Find the word "Vorgangs" in the data, then copy each line where it is found.

::::

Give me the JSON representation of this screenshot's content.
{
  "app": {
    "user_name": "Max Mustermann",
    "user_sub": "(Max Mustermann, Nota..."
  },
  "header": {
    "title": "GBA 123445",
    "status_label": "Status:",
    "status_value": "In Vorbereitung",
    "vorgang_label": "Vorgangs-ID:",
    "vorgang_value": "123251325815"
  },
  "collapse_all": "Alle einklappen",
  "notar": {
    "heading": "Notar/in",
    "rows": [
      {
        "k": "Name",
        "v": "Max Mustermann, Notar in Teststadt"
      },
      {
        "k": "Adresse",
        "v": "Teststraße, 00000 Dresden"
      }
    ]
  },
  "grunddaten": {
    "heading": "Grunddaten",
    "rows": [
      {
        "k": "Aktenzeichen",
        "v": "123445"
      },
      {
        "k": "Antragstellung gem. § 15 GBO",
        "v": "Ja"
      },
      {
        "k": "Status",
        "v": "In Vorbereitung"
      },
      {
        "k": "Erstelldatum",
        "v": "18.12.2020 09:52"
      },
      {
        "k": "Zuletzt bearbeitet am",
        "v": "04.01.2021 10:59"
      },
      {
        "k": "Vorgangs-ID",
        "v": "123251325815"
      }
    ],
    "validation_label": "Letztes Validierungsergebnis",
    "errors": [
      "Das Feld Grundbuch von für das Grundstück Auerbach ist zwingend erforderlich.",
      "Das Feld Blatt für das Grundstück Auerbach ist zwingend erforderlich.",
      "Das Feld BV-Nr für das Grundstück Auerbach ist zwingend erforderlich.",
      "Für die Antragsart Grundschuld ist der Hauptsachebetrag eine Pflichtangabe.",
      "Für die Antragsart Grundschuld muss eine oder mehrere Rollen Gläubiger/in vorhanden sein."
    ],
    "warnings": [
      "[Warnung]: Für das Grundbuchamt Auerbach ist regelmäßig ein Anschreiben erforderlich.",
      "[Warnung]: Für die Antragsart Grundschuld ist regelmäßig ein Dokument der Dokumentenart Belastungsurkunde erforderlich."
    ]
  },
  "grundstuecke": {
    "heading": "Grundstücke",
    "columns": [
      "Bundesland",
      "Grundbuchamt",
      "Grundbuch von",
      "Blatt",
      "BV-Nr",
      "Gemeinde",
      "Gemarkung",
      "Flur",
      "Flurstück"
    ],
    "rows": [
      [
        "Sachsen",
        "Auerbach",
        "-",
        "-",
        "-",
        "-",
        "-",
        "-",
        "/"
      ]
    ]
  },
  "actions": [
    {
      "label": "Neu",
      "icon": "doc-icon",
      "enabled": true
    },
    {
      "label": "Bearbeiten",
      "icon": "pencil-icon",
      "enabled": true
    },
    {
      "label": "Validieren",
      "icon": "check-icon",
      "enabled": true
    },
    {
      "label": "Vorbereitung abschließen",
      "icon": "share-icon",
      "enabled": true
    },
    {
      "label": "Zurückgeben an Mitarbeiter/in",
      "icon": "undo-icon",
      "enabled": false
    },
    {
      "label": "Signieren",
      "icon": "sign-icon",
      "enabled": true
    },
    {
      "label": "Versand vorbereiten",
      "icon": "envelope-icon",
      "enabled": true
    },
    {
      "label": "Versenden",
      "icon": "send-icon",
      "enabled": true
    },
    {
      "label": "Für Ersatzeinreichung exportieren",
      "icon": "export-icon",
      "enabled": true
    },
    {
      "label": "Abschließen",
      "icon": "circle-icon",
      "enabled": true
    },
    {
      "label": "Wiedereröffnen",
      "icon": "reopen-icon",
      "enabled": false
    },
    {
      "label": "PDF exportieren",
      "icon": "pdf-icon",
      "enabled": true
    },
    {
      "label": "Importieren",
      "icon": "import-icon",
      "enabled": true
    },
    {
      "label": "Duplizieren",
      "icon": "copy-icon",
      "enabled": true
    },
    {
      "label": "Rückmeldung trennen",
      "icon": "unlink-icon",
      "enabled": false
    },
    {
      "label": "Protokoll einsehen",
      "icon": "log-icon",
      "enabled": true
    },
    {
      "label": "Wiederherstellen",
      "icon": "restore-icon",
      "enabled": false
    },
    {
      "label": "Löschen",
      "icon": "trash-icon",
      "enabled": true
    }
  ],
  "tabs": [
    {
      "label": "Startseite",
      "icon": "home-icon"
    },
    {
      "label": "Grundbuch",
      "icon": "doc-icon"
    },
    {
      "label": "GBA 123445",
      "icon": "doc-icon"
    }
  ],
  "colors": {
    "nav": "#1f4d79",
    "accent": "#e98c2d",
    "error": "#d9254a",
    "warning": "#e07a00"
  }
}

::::

:: Solution below ::
    "vorgang_label": "Vorgangs-ID:",
        "k": "Vorgangs-ID",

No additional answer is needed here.